=== Section Start ===

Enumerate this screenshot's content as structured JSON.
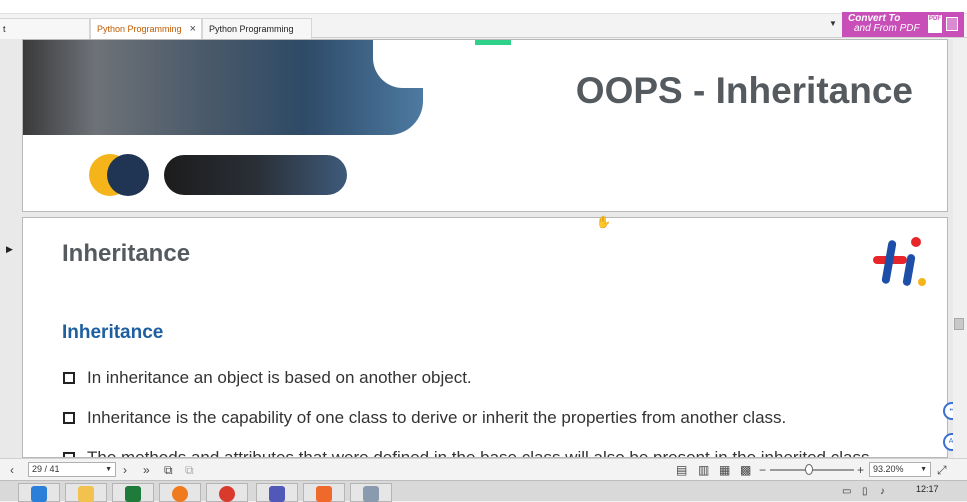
{
  "tabs": [
    {
      "label": "t",
      "active": false
    },
    {
      "label": "Python Programming",
      "active": true
    },
    {
      "label": "Python Programming",
      "active": false
    }
  ],
  "convert_button": {
    "line1": "Convert To",
    "line2": "and From PDF",
    "badge": "PDF"
  },
  "slide1": {
    "title": "OOPS - Inheritance"
  },
  "slide2": {
    "heading": "Inheritance",
    "subheading": "Inheritance",
    "bullets": [
      "In inheritance an object is based on another object.",
      "Inheritance is the capability of one class to derive or inherit the properties from another class.",
      "The methods and attributes that were defined in the base class will also be present in the inherited class."
    ]
  },
  "statusbar": {
    "page_indicator": "29 / 41",
    "zoom": "93.20%"
  },
  "taskbar": {
    "clock": "12:17"
  },
  "colors": {
    "accent_tab": "#c05a00",
    "convert_bg": "#c84fb8",
    "subheading": "#1d5fa0",
    "title_gray": "#555a5f"
  }
}
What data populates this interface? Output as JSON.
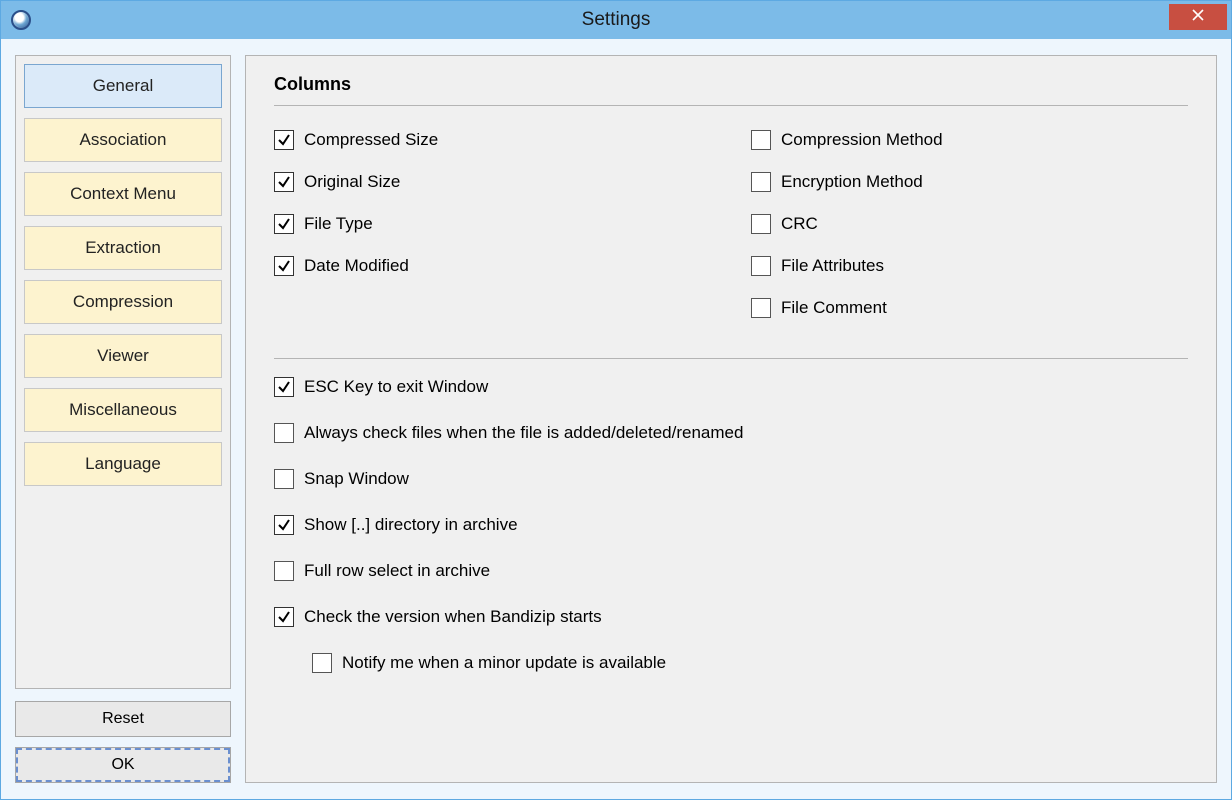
{
  "window": {
    "title": "Settings"
  },
  "sidebar": {
    "tabs": [
      {
        "id": "general",
        "label": "General",
        "active": true
      },
      {
        "id": "association",
        "label": "Association",
        "active": false
      },
      {
        "id": "context-menu",
        "label": "Context Menu",
        "active": false
      },
      {
        "id": "extraction",
        "label": "Extraction",
        "active": false
      },
      {
        "id": "compression",
        "label": "Compression",
        "active": false
      },
      {
        "id": "viewer",
        "label": "Viewer",
        "active": false
      },
      {
        "id": "miscellaneous",
        "label": "Miscellaneous",
        "active": false
      },
      {
        "id": "language",
        "label": "Language",
        "active": false
      }
    ]
  },
  "buttons": {
    "reset": "Reset",
    "ok": "OK"
  },
  "general": {
    "columns_title": "Columns",
    "columns_left": [
      {
        "id": "compressed-size",
        "label": "Compressed Size",
        "checked": true
      },
      {
        "id": "original-size",
        "label": "Original Size",
        "checked": true
      },
      {
        "id": "file-type",
        "label": "File Type",
        "checked": true
      },
      {
        "id": "date-modified",
        "label": "Date Modified",
        "checked": true
      }
    ],
    "columns_right": [
      {
        "id": "compression-method",
        "label": "Compression Method",
        "checked": false
      },
      {
        "id": "encryption-method",
        "label": "Encryption Method",
        "checked": false
      },
      {
        "id": "crc",
        "label": "CRC",
        "checked": false
      },
      {
        "id": "file-attributes",
        "label": "File Attributes",
        "checked": false
      },
      {
        "id": "file-comment",
        "label": "File Comment",
        "checked": false
      }
    ],
    "options": [
      {
        "id": "esc-exit",
        "label": "ESC Key to exit Window",
        "checked": true,
        "indent": 0
      },
      {
        "id": "watch-files",
        "label": "Always check files when the file is added/deleted/renamed",
        "checked": false,
        "indent": 0
      },
      {
        "id": "snap-window",
        "label": "Snap Window",
        "checked": false,
        "indent": 0
      },
      {
        "id": "show-dotdot",
        "label": "Show [..] directory in archive",
        "checked": true,
        "indent": 0
      },
      {
        "id": "full-row-select",
        "label": "Full row select in archive",
        "checked": false,
        "indent": 0
      },
      {
        "id": "check-version",
        "label": "Check the version when Bandizip starts",
        "checked": true,
        "indent": 0
      },
      {
        "id": "notify-minor",
        "label": "Notify me when a minor update is available",
        "checked": false,
        "indent": 1
      }
    ]
  }
}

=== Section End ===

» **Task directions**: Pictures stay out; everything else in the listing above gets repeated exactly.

» **Exercise result**:
Enumerate this screenshot's content as structured JSON.
{
  "tabs": [
    {
      "label": "t",
      "active": false
    },
    {
      "label": "Python Programming",
      "active": true
    },
    {
      "label": "Python Programming",
      "active": false
    }
  ],
  "convert_button": {
    "line1": "Convert To",
    "line2": "and From PDF",
    "badge": "PDF"
  },
  "slide1": {
    "title": "OOPS - Inheritance"
  },
  "slide2": {
    "heading": "Inheritance",
    "subheading": "Inheritance",
    "bullets": [
      "In inheritance an object is based on another object.",
      "Inheritance is the capability of one class to derive or inherit the properties from another class.",
      "The methods and attributes that were defined in the base class will also be present in the inherited class."
    ]
  },
  "statusbar": {
    "page_indicator": "29 / 41",
    "zoom": "93.20%"
  },
  "taskbar": {
    "clock": "12:17"
  },
  "colors": {
    "accent_tab": "#c05a00",
    "convert_bg": "#c84fb8",
    "subheading": "#1d5fa0",
    "title_gray": "#555a5f"
  }
}
What data populates this interface? Output as JSON.
{
  "window": {
    "title": "Settings"
  },
  "sidebar": {
    "tabs": [
      {
        "id": "general",
        "label": "General",
        "active": true
      },
      {
        "id": "association",
        "label": "Association",
        "active": false
      },
      {
        "id": "context-menu",
        "label": "Context Menu",
        "active": false
      },
      {
        "id": "extraction",
        "label": "Extraction",
        "active": false
      },
      {
        "id": "compression",
        "label": "Compression",
        "active": false
      },
      {
        "id": "viewer",
        "label": "Viewer",
        "active": false
      },
      {
        "id": "miscellaneous",
        "label": "Miscellaneous",
        "active": false
      },
      {
        "id": "language",
        "label": "Language",
        "active": false
      }
    ]
  },
  "buttons": {
    "reset": "Reset",
    "ok": "OK"
  },
  "general": {
    "columns_title": "Columns",
    "columns_left": [
      {
        "id": "compressed-size",
        "label": "Compressed Size",
        "checked": true
      },
      {
        "id": "original-size",
        "label": "Original Size",
        "checked": true
      },
      {
        "id": "file-type",
        "label": "File Type",
        "checked": true
      },
      {
        "id": "date-modified",
        "label": "Date Modified",
        "checked": true
      }
    ],
    "columns_right": [
      {
        "id": "compression-method",
        "label": "Compression Method",
        "checked": false
      },
      {
        "id": "encryption-method",
        "label": "Encryption Method",
        "checked": false
      },
      {
        "id": "crc",
        "label": "CRC",
        "checked": false
      },
      {
        "id": "file-attributes",
        "label": "File Attributes",
        "checked": false
      },
      {
        "id": "file-comment",
        "label": "File Comment",
        "checked": false
      }
    ],
    "options": [
      {
        "id": "esc-exit",
        "label": "ESC Key to exit Window",
        "checked": true,
        "indent": 0
      },
      {
        "id": "watch-files",
        "label": "Always check files when the file is added/deleted/renamed",
        "checked": false,
        "indent": 0
      },
      {
        "id": "snap-window",
        "label": "Snap Window",
        "checked": false,
        "indent": 0
      },
      {
        "id": "show-dotdot",
        "label": "Show [..] directory in archive",
        "checked": true,
        "indent": 0
      },
      {
        "id": "full-row-select",
        "label": "Full row select in archive",
        "checked": false,
        "indent": 0
      },
      {
        "id": "check-version",
        "label": "Check the version when Bandizip starts",
        "checked": true,
        "indent": 0
      },
      {
        "id": "notify-minor",
        "label": "Notify me when a minor update is available",
        "checked": false,
        "indent": 1
      }
    ]
  }
}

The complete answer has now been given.